For additional information and resources, visit our COVID-19 Resource Center.

Written by Dr. Carly Wilbur, UH Pediatrician and psi Medical Director.

Making the Grade Difference Maker- psi’s Tina Longworth

Tina Longworth, District Nurse at Norton City Schools, has been nominated as a Making the Grade Difference Maker! Congratulations Tina! We are so proud to have such a dedicated, passionate care-giver like you on the psi team.  Together, we are Raising the Power of Education!

 

From the Akron Beacon Journal:

Tina Longworth, Norton City School, District Nurse

District explains nomination: Tina Longworth, the district nurse for Norton City Schools, needs to be recognized for the countless hours that she has worked to connect with our families and students during the school year.
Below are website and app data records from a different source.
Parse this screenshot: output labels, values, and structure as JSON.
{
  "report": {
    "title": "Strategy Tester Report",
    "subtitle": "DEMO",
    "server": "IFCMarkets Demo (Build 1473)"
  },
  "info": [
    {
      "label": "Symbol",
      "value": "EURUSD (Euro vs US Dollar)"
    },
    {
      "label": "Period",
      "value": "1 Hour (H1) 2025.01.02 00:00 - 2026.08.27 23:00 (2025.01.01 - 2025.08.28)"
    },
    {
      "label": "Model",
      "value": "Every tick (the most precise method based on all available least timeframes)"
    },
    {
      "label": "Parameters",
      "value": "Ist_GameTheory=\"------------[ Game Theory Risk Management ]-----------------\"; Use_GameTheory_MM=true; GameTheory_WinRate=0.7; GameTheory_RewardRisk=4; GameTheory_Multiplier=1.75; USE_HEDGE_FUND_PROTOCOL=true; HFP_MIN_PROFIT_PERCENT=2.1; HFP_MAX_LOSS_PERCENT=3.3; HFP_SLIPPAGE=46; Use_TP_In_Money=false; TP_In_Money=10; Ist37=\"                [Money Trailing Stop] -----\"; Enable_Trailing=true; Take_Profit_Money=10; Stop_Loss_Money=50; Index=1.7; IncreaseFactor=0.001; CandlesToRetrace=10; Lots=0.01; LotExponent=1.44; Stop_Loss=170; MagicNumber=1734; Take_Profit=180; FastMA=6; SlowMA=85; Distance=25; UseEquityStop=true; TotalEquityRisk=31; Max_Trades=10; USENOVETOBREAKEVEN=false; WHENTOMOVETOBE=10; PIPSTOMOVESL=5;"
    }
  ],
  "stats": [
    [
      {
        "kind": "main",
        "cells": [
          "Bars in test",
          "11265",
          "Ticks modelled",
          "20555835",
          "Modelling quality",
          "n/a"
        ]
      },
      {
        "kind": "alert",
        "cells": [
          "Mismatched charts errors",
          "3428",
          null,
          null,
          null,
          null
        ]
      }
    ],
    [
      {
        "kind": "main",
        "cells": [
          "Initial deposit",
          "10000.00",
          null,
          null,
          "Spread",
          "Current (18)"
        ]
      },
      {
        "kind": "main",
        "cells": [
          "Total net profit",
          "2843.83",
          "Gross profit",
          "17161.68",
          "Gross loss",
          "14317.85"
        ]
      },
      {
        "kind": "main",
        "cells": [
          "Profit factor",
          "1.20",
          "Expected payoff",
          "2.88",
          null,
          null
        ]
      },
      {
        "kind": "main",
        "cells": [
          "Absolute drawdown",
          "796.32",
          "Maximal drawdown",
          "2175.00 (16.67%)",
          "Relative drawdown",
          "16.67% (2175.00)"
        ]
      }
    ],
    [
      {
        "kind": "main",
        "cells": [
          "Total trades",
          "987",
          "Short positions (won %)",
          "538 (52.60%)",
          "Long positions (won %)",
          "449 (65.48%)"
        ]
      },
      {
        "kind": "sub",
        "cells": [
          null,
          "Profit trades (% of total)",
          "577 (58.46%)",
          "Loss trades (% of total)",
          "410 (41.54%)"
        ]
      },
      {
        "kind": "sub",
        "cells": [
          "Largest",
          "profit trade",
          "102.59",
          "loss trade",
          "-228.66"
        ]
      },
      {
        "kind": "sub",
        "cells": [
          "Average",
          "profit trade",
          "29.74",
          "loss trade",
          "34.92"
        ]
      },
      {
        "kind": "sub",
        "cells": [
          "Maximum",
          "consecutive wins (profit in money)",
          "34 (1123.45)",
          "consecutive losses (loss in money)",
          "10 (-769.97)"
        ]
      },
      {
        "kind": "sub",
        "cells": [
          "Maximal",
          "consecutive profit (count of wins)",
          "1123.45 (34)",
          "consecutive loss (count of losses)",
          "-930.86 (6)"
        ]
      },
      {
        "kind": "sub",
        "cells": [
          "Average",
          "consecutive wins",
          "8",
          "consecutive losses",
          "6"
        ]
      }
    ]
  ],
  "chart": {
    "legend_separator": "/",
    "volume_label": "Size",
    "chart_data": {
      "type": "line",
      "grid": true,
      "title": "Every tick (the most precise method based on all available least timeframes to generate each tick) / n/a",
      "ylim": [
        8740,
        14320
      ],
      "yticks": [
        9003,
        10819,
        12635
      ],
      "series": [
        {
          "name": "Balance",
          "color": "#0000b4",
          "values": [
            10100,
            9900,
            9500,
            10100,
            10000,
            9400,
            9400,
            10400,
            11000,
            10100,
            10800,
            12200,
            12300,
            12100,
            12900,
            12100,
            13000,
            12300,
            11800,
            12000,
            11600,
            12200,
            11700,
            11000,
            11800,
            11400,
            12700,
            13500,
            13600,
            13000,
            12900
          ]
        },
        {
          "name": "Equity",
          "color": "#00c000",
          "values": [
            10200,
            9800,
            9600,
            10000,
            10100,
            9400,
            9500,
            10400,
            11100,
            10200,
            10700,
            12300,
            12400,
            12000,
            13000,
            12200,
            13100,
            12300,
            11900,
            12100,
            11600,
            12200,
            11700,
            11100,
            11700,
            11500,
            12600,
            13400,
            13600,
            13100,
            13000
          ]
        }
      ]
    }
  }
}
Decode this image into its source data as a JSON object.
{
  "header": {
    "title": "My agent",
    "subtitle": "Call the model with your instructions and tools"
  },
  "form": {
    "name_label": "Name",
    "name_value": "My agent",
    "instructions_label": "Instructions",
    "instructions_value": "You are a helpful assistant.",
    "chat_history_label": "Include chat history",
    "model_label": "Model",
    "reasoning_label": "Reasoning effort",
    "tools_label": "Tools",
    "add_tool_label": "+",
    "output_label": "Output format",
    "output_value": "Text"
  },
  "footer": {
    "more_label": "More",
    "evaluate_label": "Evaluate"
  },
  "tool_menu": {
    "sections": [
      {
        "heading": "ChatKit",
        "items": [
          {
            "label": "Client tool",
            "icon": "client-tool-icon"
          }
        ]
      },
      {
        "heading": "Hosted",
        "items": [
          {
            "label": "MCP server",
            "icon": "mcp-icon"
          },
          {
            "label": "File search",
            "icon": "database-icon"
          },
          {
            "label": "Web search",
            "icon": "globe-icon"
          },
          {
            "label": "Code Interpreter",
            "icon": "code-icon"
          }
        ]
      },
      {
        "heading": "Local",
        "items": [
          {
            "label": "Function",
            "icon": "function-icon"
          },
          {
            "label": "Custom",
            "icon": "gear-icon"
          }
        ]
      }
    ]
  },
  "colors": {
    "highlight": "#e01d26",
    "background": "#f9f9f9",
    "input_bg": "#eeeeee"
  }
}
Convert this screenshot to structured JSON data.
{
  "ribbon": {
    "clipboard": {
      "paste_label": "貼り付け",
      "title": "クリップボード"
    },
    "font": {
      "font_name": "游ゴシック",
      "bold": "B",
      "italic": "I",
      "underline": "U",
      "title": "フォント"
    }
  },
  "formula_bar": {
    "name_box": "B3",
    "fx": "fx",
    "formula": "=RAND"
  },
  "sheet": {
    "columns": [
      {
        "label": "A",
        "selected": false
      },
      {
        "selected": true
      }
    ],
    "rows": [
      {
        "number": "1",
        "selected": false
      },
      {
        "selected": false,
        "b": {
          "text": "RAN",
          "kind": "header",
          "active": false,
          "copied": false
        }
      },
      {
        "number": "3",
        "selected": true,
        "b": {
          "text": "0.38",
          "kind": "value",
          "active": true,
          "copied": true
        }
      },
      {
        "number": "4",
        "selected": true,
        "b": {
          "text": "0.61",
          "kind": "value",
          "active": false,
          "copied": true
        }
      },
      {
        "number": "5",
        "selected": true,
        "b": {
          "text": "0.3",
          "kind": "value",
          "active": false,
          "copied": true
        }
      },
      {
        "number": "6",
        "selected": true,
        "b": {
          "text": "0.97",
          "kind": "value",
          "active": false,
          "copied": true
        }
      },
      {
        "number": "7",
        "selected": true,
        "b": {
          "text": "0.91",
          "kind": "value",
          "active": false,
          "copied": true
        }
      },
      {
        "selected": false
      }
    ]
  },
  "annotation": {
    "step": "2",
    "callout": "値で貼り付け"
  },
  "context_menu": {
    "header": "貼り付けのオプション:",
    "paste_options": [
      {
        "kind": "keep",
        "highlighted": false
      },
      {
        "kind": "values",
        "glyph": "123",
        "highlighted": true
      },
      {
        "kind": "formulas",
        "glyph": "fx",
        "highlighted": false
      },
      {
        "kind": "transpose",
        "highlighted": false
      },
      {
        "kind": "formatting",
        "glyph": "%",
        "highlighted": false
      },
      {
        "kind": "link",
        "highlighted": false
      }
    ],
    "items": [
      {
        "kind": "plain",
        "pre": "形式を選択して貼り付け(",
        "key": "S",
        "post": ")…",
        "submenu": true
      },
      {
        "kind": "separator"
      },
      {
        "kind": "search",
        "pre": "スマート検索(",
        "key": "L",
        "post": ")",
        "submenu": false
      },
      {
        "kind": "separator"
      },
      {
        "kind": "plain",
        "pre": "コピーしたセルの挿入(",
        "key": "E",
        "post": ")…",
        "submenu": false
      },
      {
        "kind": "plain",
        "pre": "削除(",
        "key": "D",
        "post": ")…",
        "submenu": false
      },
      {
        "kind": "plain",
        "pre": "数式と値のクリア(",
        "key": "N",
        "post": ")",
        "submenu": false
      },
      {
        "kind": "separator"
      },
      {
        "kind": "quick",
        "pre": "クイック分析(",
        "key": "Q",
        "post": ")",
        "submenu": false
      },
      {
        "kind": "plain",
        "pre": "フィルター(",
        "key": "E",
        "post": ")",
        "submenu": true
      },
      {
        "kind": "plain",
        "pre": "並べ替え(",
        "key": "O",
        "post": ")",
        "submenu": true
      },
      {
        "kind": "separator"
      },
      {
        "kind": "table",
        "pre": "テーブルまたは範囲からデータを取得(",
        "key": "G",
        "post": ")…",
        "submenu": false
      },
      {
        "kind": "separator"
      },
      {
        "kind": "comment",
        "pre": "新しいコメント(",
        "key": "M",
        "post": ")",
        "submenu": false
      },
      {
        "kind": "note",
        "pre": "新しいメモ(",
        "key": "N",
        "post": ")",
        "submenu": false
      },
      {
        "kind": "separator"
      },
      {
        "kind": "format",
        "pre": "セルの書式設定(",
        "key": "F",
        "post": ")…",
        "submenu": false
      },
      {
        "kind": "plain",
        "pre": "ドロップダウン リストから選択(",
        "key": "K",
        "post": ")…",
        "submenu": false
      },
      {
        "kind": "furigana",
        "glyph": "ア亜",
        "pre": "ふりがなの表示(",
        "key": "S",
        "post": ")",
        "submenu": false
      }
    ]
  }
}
Her knowledge and calm spirit have helped many individuals whether that is students, staff, parents or community members. Both of these characteristics are extremely beneficial while working in the schools with everyday scenarios that vary in degree. Norton schools are blessed to have such a caring Difference Maker, who leads our care team, while supporting all members of our Panther Nation!